Prompt:
Your response must consist of one number: how many lines in this material contain the word "true".
────────────────
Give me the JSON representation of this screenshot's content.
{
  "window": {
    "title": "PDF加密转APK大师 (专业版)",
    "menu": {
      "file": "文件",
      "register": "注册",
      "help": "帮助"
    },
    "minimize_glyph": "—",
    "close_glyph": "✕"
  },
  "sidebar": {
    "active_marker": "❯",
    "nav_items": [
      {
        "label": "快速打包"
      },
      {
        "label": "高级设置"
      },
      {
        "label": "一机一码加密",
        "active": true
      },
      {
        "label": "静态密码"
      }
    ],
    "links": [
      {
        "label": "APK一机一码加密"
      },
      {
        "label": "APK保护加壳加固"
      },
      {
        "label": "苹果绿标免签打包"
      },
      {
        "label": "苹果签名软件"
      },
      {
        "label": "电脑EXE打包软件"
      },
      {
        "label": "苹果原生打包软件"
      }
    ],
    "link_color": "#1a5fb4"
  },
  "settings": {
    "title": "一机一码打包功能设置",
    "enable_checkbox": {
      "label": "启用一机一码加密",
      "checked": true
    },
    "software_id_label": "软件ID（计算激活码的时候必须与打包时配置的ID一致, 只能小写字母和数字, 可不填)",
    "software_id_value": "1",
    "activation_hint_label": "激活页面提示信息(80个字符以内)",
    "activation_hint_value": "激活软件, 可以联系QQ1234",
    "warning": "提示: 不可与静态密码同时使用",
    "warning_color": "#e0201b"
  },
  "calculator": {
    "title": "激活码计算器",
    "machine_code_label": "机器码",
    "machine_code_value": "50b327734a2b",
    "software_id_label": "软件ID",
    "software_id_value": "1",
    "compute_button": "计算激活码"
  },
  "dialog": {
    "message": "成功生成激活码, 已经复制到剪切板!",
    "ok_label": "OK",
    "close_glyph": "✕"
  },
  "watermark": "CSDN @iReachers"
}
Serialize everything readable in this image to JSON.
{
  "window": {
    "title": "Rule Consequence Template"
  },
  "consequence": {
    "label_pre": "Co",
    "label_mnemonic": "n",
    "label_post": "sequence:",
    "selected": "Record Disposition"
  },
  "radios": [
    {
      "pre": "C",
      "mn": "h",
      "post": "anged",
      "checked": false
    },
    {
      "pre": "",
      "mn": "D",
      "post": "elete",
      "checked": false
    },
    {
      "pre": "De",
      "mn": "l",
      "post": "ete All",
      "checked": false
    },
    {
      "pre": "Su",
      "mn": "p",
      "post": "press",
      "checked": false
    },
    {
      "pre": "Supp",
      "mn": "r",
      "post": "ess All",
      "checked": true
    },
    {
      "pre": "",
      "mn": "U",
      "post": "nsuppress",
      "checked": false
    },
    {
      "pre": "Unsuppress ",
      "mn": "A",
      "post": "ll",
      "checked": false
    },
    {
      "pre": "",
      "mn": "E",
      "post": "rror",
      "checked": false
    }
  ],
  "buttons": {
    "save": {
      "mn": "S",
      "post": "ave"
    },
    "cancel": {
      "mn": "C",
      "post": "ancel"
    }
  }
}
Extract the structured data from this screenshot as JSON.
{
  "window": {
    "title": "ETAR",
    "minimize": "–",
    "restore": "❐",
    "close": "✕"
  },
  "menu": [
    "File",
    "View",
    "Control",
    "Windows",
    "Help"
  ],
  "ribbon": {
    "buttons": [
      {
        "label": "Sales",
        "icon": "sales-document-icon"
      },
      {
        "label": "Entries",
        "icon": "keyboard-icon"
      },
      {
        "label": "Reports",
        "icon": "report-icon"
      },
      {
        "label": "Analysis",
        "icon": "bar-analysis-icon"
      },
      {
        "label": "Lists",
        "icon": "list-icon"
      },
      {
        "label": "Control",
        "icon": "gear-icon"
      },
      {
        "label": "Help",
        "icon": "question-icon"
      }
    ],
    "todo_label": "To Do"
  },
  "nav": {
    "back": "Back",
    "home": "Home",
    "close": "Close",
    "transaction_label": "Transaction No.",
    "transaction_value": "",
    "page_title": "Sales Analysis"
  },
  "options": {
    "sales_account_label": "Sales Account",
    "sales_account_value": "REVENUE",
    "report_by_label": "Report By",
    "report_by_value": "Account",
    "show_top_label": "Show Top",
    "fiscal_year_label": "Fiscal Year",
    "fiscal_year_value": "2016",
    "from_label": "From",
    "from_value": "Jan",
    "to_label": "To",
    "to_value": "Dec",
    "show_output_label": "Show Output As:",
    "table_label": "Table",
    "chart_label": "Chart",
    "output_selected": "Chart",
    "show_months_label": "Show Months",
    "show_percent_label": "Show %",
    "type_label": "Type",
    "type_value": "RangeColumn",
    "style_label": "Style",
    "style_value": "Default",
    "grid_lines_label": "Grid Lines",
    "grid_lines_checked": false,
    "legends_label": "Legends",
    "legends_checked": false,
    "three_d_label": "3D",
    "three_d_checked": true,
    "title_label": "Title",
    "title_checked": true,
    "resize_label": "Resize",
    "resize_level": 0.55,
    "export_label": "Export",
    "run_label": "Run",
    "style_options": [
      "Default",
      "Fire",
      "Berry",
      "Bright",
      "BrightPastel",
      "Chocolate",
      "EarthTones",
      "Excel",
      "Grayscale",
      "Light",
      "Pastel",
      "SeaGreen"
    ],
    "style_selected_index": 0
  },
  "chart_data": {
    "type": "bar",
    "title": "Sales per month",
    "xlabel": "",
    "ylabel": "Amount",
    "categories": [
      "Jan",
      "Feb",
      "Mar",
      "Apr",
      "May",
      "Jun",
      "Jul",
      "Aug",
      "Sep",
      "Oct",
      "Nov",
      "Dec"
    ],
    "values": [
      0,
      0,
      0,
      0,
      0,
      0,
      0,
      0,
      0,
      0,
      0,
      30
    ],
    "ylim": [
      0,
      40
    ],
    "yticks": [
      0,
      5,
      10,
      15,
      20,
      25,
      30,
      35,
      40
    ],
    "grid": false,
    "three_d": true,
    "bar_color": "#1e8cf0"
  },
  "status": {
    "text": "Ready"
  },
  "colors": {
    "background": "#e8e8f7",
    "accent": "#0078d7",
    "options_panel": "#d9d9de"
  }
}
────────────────
Answer for this exercise:
6